> [WHAT THE EXERCISE ASKS]
Within the records, which lines hold the string "count"? Report each one by copying it.

> [DATA SECTION]
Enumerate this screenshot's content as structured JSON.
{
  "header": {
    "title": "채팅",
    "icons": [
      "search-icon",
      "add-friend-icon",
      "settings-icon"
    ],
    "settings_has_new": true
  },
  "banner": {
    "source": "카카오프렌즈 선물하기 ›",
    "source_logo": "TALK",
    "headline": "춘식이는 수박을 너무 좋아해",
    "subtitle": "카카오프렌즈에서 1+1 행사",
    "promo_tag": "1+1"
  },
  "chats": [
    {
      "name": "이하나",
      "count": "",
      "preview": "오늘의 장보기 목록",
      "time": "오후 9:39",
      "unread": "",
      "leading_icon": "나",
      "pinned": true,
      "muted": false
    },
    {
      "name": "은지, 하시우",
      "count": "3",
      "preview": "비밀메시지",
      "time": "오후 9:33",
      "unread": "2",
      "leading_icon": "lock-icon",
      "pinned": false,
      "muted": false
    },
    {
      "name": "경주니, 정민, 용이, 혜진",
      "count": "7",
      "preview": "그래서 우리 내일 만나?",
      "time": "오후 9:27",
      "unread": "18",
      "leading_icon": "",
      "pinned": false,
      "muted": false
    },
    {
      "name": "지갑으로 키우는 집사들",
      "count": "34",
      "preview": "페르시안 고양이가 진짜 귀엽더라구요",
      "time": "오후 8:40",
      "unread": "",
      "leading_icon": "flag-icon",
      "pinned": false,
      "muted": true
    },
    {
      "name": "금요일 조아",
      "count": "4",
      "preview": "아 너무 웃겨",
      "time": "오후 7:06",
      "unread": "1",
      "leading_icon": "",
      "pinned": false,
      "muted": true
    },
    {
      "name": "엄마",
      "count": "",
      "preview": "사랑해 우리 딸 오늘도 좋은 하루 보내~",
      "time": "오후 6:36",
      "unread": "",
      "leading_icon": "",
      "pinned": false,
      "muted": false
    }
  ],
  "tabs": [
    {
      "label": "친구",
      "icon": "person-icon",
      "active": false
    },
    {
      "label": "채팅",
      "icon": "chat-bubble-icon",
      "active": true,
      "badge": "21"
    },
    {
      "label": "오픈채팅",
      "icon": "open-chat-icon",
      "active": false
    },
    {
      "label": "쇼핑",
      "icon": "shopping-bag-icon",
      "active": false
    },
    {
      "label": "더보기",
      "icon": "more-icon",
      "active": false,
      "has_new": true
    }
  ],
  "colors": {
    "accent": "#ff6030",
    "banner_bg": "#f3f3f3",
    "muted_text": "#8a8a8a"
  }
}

> [COMPLETED EXERCISE]
      "count": "",
      "count": "3",
      "count": "7",
      "count": "34",
      "count": "4",
      "count": "",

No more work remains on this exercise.